Are you a bit hit-and-miss with your sales goals?
If so, it’s okay; there are key strategies for setting and meeting goals that you may be missing. The top two ways to meet sales goal are 1) setting SMART goals and 2) creating an action plan for your goals. This guide will teach you how to do both of these things so you can not only meet your goals but crush them.
Set SMART Goals
Before you find out how to meet your goals, you have to set your goals. To set your goals and set you up for success, we’re going to use the SMART system. You may have heard about the importance of SMART goals before, but I’m going to go over them just in case. The SMART goal setting system is a fundamental step to making sure you achieve your goals.
SMART stands for specific, measurable, attainable, relevant, & time-related. You should make sure your goal meets each of these qualities. Let’s explore what each of these mean and how to apply them to your goals.
Setting a specific goal is very important. Be clear on exactly what you want to achieve and why you want to achieve it. How do you want to increase your sales figures? Increasing number of phone calls? Sending more emails? Adjusting your sales pitch?
The easiest way to make a goal measurable is to make it something you can count. Making a certain number of calls or hitting a certain percentage of sales is easily measurable.
Don’t make your goals too lofty! Unattainable goals decrease motivation and set you up for failure. Use your past experience and knowledge of your resources to assess whether your goal is truly attainable.
Be sure to double-check that your goal will affect your sales performance. Although making a certain number of calls in a day may sound helpful, it’s possible that calls don’t actually affect your bottom line much. Look through past data to see what will be the most effective to improve.
Setting your goal to a certain time frame will limit your goal in a positive way. A time frame allows you to assess your progress. And here’s the best part: you’ll know when you’re done!

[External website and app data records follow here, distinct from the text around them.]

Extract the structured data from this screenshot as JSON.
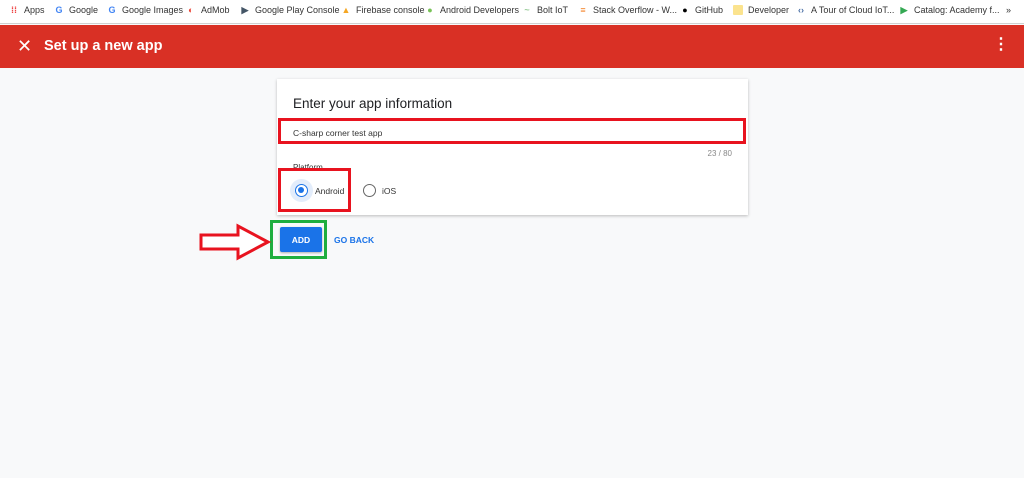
{
  "bookmarks": [
    {
      "label": "Apps",
      "icon": "apps-grid-icon"
    },
    {
      "label": "Google",
      "icon": "google-icon"
    },
    {
      "label": "Google Images",
      "icon": "google-icon"
    },
    {
      "label": "AdMob",
      "icon": "admob-icon"
    },
    {
      "label": "Google Play Console",
      "icon": "play-console-icon"
    },
    {
      "label": "Firebase console",
      "icon": "firebase-icon"
    },
    {
      "label": "Android Developers",
      "icon": "android-icon"
    },
    {
      "label": "Bolt IoT",
      "icon": "bolt-iot-icon"
    },
    {
      "label": "Stack Overflow - W...",
      "icon": "stack-overflow-icon"
    },
    {
      "label": "GitHub",
      "icon": "github-icon"
    },
    {
      "label": "Developer",
      "icon": "folder-icon"
    },
    {
      "label": "A Tour of Cloud IoT...",
      "icon": "cloud-iot-icon"
    },
    {
      "label": "Catalog: Academy f...",
      "icon": "play-icon"
    }
  ],
  "overflow": "»",
  "appbar": {
    "title": "Set up a new app",
    "close": "✕",
    "more": "⋮"
  },
  "card": {
    "title": "Enter your app information",
    "app_name": "C-sharp corner test app",
    "counter": "23 / 80",
    "platform_label": "Platform",
    "options": [
      {
        "label": "Android",
        "selected": true
      },
      {
        "label": "iOS",
        "selected": false
      }
    ]
  },
  "actions": {
    "add": "ADD",
    "back": "GO BACK"
  },
  "colors": {
    "appbar": "#d93025",
    "primary": "#1a73e8",
    "highlight_red": "#e8131f",
    "highlight_green": "#1fae3f"
  }
}
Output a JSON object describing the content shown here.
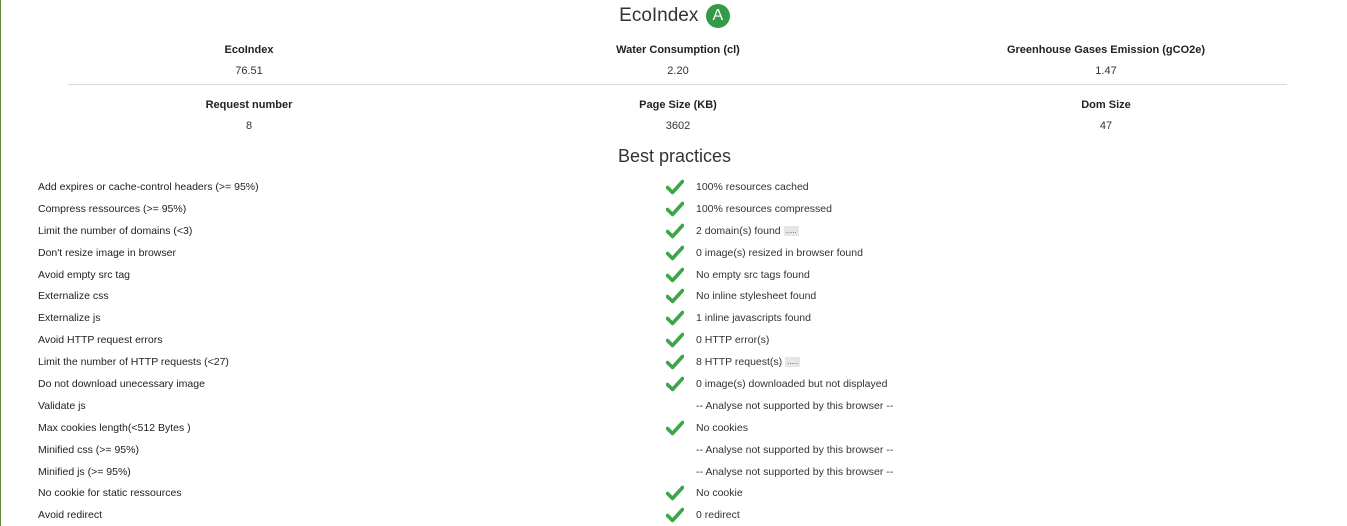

To put it all together, here’s an example from OnFocux: “Increase the conversion of qualified contacts into customers by 30% (from 50 to 65 clients monthly) in order to increase profitability and productivity.” This goal works because it’s very specific, has measurable qualities, and is relevant to the company’s larger goals. However, it doesn’t have a time frame. Since they’re increasing monthly conversions, they may want to set the ultimate goal to three months and check on their progress monthly.
Creating an Action Plan
Now that you have a SMART goal, your next step should be to create an action plan. Without an action plan, your goals will just be goals. So this phase is all about empowering you to make these goals happen.
The work you did earlier established your who, what, when, where, and why. Now you create your ‘how.’
Your action plan should consist of several concrete, attainable steps. Break them down as much as you need, such as by day or week. This will make your plan seem less intimidating and give you more motivation.
For example, let’s say your goal is to increase conversion of qualified leads to customers by 15% in the next month. Your plan may be to send an email to 5 leads per day, and perform product demos twice a week. Now you know exactly what you should be doing at any point in a day, week, or month. This also makes it easier to assess if you’re behind on your goal (which we’ll cover in a bit.)
Once you have that, you should put it all together with your SMART goal. Ideally, place them in the same document or physical space so you can easily see what you’re doing and why.
Every week (maybe even every day) evaluate where you are in reaching your goal. Because you made your goal measurable, you should be able to easily see how well you’re doing. Use this check-up to celebrate your progress and catch up if you’re behind.
If you’re behind, don’t worry! Knowing that you’re behind is the first step to course-correcting.
The next step to course-correcting is to figure out what is preventing you from achieving your goal. Is there something in the process that’s slowing you down? Take another look at your action plan and see if you can make a few adjustments.
It’s generally recommended that you set new sales goals every month. This allows you and your team to stay flexible, while still having enough time to implement real change. These goals should be relevant to your team’s annual goals.
Still with me? I know that was a lot, but I wanted to be thorough so you know exactly what to do. But rest assured, if you follow these steps you’ll be on your way to crushing your goals and boosting your sales. Good luck and happy selling!
Do you want more sales tips? Super-charge your sales with our ebook “The Definitive Guide to Selling Better and Faster.”